Would you please copy each line of the listing that mentions "text"?

━━━ Exercise input

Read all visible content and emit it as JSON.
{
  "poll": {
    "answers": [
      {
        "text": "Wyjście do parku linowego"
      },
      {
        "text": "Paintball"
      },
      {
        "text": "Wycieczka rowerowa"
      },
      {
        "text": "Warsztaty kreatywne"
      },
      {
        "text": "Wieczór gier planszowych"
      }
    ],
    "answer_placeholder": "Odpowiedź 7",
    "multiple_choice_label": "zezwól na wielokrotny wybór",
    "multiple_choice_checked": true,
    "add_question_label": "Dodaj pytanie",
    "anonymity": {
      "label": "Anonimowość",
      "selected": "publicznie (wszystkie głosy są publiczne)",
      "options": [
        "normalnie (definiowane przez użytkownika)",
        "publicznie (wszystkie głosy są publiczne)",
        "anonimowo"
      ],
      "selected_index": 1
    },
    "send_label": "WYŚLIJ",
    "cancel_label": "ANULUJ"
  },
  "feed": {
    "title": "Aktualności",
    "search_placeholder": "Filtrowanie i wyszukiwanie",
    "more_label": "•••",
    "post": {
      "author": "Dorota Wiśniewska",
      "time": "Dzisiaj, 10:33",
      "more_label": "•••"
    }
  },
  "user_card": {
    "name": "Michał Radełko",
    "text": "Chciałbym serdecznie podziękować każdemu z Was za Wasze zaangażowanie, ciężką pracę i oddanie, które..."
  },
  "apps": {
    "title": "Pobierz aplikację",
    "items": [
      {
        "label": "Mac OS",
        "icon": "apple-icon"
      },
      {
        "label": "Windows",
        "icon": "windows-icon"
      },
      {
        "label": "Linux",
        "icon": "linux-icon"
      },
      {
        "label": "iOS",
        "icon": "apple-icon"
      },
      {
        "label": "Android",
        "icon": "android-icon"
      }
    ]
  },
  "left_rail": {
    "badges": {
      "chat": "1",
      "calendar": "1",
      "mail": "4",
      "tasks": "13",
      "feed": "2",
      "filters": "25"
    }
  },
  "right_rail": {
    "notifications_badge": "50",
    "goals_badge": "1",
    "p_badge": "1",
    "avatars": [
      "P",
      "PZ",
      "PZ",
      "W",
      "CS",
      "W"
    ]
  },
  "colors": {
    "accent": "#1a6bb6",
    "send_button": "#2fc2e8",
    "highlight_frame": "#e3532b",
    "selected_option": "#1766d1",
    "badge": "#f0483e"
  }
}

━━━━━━
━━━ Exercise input

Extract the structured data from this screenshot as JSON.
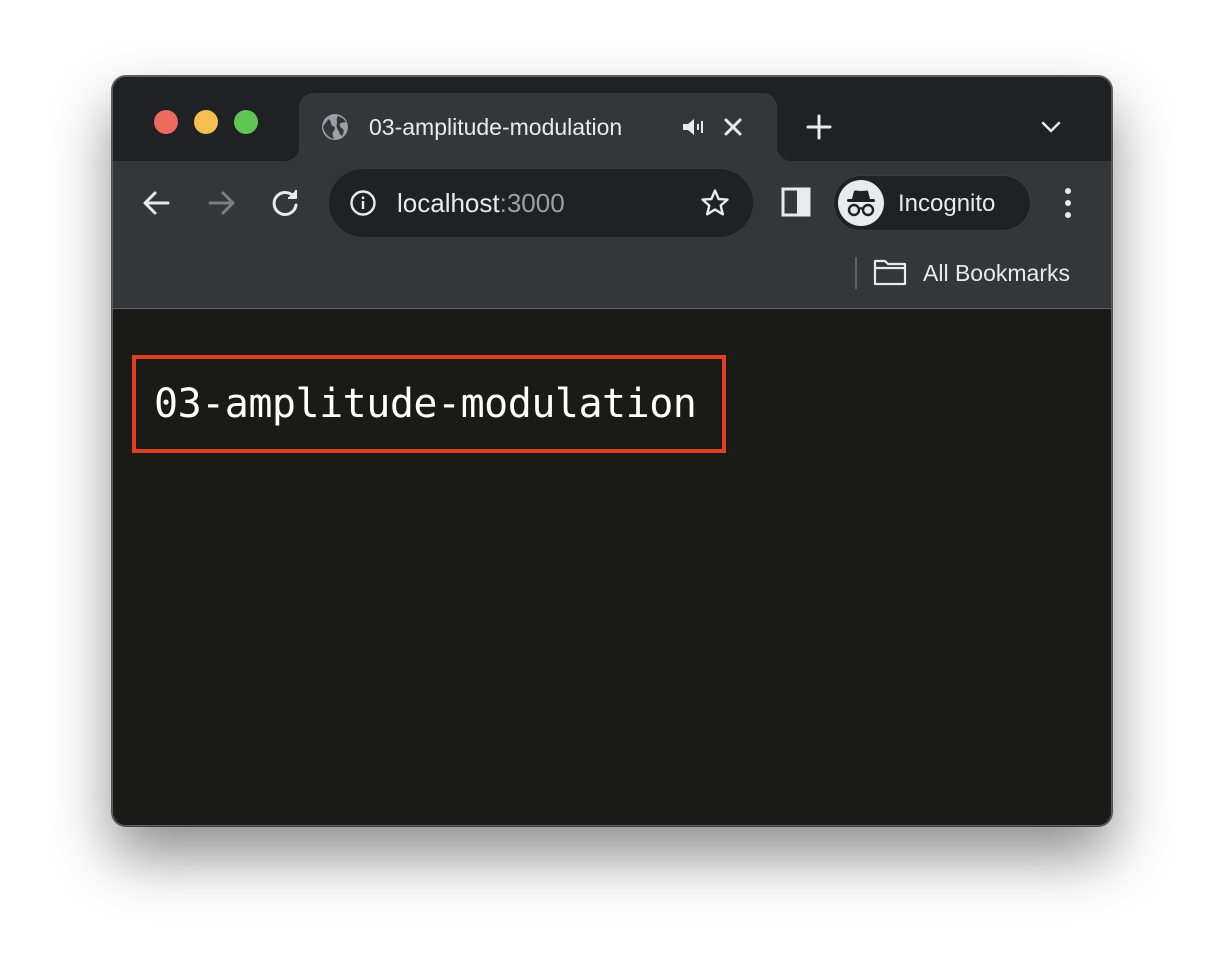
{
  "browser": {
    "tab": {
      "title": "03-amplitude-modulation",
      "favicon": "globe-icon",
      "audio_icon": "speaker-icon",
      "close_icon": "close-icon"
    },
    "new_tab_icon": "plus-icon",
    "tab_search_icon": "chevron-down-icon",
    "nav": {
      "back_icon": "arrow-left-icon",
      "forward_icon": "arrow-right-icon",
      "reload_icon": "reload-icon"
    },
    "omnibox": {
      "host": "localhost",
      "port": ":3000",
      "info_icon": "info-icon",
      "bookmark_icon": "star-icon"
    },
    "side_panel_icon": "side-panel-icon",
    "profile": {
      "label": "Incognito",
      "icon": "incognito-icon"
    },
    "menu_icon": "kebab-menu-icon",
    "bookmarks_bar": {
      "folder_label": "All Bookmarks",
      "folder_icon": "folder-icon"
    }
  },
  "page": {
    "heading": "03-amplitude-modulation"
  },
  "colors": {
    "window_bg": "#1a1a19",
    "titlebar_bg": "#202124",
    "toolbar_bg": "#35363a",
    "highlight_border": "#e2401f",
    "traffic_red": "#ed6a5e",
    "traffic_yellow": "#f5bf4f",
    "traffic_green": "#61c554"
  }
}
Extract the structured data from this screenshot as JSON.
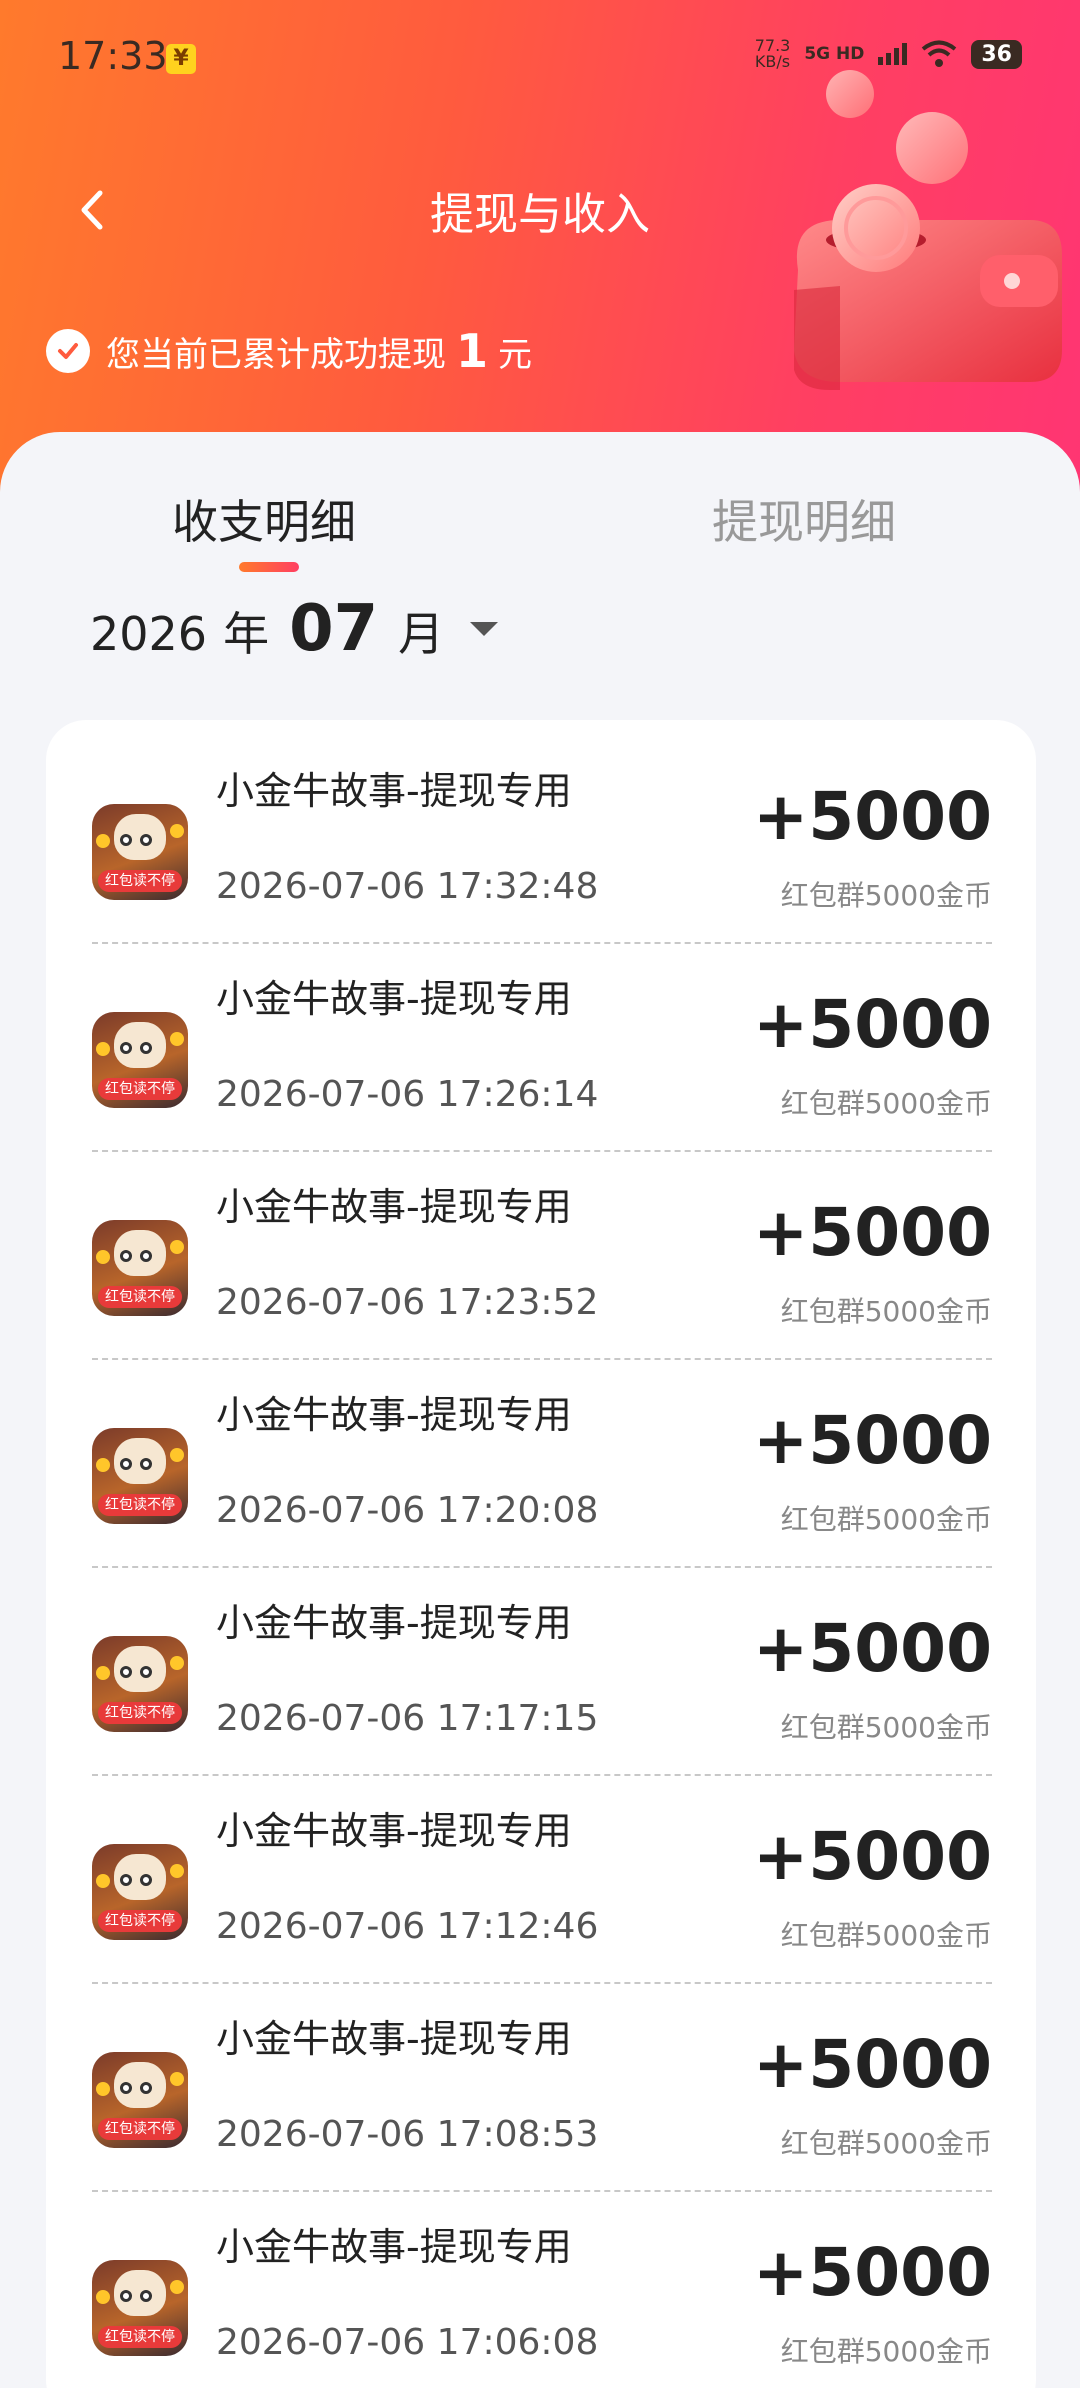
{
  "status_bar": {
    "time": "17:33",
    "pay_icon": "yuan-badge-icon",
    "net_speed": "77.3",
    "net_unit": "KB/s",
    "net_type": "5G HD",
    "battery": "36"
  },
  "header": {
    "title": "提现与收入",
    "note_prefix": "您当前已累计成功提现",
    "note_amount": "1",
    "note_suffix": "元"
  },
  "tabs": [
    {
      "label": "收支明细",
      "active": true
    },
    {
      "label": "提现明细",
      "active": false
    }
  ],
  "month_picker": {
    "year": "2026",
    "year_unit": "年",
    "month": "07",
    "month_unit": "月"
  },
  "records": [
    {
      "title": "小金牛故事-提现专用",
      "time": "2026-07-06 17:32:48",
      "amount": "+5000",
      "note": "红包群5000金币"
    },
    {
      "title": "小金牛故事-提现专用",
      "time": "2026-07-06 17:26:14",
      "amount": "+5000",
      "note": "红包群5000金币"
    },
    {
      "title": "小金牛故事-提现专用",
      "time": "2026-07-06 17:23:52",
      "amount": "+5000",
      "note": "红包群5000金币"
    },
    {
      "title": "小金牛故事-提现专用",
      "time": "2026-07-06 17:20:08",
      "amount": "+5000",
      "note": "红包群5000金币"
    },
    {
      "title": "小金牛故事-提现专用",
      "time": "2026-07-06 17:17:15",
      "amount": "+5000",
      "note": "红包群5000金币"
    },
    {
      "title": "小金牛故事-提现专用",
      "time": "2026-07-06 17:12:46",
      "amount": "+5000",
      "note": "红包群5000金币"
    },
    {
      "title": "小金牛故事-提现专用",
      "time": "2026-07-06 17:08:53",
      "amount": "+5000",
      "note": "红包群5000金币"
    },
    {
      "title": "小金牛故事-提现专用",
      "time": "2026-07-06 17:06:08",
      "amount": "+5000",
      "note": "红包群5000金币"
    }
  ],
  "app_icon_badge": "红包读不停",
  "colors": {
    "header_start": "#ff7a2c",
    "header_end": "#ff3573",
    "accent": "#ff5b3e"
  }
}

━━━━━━

Solution to this exercise
        "text": "Wyjście do parku linowego"
        "text": "Paintball"
        "text": "Wycieczka rowerowa"
        "text": "Warsztaty kreatywne"
        "text": "Wieczór gier planszowych"
    "text": "Chciałbym serdecznie podziękować każdemu z Was za Wasze zaangażowanie, ciężką pracę i oddanie, które..."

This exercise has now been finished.